Americans have sometimes consciously planted American constitutional ideas in other lands. After its victory in the Spanish-American War in 1898, the United States found itself in control of the Philippines. Anti-imperialists, William Jennings Bryan among them, argued that imposing an American-style government on another people was antithetical to American values.
Other leaders, however, saw commercial or strategic advantages in acquiring new territory. They augmented these practical considerations with an argument that Americans had a duty to bring civilization to the Philippines. Stirred by the spirit of manifest destiny, Sen. Albert Beveridge declared, “American law, American order, American civilization and the American flag will plant themselves on shores, hitherto bloody and benighted.” God, he said, “has marked us as His chosen people, henceforth to lead in the regeneration of the world.”

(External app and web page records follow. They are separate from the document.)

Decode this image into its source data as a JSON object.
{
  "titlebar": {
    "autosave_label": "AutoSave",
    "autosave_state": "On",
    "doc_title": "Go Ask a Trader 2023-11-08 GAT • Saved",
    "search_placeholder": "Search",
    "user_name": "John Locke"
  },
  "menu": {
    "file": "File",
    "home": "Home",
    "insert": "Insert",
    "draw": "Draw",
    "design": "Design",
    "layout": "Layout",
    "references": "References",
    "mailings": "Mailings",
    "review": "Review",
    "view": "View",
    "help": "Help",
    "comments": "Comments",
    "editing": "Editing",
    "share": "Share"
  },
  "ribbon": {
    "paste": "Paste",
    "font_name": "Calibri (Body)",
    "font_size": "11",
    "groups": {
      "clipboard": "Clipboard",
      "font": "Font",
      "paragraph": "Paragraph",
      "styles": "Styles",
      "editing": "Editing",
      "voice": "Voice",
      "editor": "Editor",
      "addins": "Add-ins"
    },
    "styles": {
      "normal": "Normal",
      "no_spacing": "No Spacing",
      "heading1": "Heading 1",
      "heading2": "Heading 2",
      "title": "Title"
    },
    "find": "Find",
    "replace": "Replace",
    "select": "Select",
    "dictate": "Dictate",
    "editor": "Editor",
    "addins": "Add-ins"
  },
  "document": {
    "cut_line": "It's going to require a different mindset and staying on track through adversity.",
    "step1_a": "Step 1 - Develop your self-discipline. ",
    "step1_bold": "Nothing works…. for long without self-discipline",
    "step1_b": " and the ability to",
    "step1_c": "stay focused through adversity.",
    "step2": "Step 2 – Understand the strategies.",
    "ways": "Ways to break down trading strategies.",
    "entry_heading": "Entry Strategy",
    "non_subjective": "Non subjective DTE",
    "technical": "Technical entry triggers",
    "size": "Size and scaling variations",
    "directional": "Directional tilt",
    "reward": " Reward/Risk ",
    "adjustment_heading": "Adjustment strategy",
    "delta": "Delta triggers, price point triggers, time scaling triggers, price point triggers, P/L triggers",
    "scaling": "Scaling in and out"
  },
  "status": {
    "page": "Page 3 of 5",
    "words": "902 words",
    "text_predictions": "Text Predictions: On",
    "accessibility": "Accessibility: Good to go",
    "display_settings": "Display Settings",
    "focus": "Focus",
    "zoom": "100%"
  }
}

President William McKinley appointed William Howard Taft, who would become president in 1909, to head up the Philippine Commission. That body functioned as the Philippines’ legislature, pending the gradual emergence of an elected legislative body. The United States embarked on plans to Americanize the Philippines. That project had three main goals.
One goal was to establish a system of public education. American textbooks were used to promote values of hard work, honesty and independent thinking.
A second goal was to steer the Philippines, step by step, toward self-government. The first elections of the Philippine Assembly were held in 1907. The franchise was limited to adult males who were either literate or property owners. Even so, allowing the creation of native legislatures elected by the people was a novelty among colonial powers.
A third goal was the transfer of American law and jurisprudence. Law codes were revised to mirror American laws. American judges were imported to show Filipinos, as Taft put it, “what Anglo-Saxon justice means.” American case law became binding or persuasive in local courts.
Ultimately, in 1934, the process of drafting a constitution for the Philippines began. An act of Congress authorized the calling of a constitutional convention but provided that a new constitution must not only be approved in a referendum but also be approved by the U.S. president.
Delegates to the convention drew on a number of sources. The ultimate constitution, though not an exact copy of the U.S. Constitution, reflected strong American influence. Thus, it established a presidential system rather than a parliamentary one, which was common in many nations at that time. Eschewing parliamentary supremacy, the new constitution provided for constitutional supremacy and for judicial review of legislation.
The Treaty of Manila, signed by President Harry S. Truman in 1946, granted independence to the Philippines. The country’s government today is modeled after the United States, with power divided among three branches — executive, legislative and judicial.